Crack science writer Kathy Wollard answers those sneakily simple questions that ambush even the most erudite moms and dads. Like: "Why do apples turn brown when cut?" Or "Why do we get dizzy from spinning around on the playground?" Or "How can a fly walk up the kitchen wall?"

The 125 questions are all derived from the experiences central to a kid's world—stuff that happens at home, in the backyard, at school, on vacation. There are the inevitable insect questions—"Why do bees die after they sting someone?" (the honeybee's stinger is barbed, and can't detach from the bee without pulling out its venom sac, a fatal injury). Food questions—"Is a tomato a fruit or a vegetable?" (a fruit, in fact a berry). Science questions—"We used dry ice in our school play to make fog.

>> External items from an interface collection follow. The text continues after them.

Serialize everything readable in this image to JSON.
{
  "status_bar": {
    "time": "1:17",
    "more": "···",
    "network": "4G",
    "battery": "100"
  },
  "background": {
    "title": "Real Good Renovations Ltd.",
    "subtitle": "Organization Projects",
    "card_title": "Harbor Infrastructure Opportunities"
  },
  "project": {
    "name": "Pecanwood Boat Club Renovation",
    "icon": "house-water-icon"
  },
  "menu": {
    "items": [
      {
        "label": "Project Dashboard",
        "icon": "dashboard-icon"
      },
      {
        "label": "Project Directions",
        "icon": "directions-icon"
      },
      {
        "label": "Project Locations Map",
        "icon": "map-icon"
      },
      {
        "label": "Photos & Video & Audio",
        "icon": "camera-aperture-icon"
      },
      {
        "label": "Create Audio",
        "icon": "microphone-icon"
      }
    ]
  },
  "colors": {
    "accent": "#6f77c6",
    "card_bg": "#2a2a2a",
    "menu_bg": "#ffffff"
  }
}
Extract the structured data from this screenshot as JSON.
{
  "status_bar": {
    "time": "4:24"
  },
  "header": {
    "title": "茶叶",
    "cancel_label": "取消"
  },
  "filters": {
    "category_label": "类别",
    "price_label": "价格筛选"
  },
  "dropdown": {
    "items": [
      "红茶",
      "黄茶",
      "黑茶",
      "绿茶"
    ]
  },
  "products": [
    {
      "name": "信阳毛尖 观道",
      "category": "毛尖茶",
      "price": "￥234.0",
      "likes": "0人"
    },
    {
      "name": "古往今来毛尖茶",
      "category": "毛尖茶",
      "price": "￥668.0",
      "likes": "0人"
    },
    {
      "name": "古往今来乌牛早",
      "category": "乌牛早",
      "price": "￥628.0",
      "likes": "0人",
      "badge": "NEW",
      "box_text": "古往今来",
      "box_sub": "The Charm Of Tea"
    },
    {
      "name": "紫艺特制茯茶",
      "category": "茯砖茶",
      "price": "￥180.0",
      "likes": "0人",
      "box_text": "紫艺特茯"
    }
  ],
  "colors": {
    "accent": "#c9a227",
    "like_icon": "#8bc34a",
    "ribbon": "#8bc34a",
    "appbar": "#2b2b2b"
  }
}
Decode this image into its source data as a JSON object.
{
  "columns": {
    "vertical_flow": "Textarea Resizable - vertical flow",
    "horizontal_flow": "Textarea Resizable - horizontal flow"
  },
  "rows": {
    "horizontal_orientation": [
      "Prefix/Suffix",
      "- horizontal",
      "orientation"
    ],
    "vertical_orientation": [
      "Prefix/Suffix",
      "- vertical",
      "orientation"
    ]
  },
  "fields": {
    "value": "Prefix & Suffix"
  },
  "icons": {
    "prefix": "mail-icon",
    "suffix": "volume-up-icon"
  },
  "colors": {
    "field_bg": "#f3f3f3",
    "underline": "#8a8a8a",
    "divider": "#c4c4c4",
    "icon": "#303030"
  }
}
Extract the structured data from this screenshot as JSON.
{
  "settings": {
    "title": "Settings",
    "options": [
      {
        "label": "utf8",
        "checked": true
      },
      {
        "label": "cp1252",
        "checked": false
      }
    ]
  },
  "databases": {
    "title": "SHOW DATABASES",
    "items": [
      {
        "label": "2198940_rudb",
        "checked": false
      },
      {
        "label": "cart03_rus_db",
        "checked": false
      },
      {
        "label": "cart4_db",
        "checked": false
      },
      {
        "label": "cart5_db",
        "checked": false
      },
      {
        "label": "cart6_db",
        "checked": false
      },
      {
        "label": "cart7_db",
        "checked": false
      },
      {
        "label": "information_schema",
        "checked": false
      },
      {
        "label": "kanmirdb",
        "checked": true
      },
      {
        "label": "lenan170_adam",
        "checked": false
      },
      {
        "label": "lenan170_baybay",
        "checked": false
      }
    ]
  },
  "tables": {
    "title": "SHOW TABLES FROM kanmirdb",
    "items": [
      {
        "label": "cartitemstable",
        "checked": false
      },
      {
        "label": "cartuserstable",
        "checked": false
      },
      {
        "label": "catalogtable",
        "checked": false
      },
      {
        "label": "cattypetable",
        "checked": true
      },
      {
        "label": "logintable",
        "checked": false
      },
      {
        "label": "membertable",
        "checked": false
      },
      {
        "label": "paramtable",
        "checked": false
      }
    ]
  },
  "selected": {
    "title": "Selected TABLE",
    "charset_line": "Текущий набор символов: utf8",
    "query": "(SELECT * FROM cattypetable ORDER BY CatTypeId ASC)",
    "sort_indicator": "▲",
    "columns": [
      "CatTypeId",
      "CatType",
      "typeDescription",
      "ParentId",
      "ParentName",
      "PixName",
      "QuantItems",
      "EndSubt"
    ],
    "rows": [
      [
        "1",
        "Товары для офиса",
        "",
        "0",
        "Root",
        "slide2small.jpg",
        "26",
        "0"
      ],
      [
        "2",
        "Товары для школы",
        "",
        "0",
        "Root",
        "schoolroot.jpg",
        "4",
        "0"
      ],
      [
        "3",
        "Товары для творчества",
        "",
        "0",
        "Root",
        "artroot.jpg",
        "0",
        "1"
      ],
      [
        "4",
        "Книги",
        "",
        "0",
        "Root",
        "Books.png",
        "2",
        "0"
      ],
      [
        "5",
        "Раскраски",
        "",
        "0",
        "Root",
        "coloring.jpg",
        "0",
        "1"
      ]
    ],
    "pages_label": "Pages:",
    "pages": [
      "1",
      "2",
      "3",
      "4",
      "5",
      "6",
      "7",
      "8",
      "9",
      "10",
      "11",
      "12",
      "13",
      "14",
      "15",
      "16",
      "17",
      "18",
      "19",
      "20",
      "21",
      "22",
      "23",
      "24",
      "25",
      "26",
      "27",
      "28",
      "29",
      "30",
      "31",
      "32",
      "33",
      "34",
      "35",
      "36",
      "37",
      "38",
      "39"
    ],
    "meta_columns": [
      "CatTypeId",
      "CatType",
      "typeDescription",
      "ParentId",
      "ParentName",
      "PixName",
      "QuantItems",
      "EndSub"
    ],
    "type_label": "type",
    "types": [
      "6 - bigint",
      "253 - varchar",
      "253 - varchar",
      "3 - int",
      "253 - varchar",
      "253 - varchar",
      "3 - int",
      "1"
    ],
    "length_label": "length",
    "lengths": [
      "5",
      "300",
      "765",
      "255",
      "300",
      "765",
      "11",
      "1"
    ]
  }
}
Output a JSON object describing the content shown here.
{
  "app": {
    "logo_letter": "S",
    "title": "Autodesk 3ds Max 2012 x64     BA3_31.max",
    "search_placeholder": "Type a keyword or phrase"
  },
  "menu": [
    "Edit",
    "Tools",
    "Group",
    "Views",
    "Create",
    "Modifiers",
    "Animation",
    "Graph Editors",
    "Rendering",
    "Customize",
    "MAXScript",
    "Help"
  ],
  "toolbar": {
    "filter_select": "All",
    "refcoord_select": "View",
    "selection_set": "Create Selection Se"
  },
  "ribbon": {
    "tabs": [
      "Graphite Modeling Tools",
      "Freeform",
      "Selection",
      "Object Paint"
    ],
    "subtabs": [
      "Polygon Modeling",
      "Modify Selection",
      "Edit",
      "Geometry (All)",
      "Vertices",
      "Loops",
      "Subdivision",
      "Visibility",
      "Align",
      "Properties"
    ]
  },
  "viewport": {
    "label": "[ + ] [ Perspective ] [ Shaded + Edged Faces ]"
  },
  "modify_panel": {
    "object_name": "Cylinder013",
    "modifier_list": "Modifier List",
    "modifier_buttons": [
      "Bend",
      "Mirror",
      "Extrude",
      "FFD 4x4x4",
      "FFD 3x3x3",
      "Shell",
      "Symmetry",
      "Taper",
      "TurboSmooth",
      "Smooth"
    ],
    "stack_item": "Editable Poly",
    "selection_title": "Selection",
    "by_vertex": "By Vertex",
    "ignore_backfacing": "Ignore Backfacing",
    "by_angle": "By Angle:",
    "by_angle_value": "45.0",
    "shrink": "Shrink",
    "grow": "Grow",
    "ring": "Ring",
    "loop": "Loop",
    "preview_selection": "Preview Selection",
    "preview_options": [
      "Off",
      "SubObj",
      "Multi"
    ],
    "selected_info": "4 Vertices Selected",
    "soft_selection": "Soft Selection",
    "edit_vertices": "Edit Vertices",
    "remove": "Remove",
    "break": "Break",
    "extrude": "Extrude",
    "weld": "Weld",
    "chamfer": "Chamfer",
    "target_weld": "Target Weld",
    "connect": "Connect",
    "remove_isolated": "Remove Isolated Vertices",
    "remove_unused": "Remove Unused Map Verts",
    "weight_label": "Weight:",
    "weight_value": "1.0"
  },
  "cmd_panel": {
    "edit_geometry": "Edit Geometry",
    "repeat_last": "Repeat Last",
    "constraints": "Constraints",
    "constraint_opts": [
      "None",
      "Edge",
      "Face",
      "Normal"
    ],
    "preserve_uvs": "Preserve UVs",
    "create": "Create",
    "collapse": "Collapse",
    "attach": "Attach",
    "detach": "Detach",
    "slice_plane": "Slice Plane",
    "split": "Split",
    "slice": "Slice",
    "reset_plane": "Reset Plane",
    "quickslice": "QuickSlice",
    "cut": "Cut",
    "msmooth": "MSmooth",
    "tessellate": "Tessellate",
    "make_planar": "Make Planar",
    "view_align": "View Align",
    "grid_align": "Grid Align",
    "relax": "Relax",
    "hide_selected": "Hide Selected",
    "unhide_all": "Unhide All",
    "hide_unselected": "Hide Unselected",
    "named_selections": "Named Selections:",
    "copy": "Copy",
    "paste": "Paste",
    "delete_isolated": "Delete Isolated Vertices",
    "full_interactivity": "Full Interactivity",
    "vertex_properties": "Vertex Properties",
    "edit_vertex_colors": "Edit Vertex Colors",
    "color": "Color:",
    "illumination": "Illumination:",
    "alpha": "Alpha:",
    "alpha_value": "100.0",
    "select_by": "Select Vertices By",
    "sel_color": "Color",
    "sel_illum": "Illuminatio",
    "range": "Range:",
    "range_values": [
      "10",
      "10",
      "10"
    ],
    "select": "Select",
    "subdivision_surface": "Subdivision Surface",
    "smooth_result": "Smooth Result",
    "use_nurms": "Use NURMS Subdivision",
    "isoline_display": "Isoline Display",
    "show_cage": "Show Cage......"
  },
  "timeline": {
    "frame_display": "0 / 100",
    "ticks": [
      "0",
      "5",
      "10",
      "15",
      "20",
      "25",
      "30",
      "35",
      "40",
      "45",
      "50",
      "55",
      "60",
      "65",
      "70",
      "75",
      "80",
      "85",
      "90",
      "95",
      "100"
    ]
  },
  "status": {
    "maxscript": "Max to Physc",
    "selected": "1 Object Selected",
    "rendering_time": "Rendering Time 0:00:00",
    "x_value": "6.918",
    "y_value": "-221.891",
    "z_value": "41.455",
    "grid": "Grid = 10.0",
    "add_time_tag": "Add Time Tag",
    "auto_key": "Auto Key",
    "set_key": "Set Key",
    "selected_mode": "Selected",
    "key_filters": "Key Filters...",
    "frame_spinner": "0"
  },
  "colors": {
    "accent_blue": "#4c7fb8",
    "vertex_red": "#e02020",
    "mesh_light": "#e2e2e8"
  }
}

How does it do that?" (Unlike water, carbon dioxide goes straight from gas to solid and back—when frozen as dry ice, it "melts" into fog.) And the classic: "Why can't we tickle ourselves?" (Tickling depends on the element of surprise—and the brain can't surprise itself.)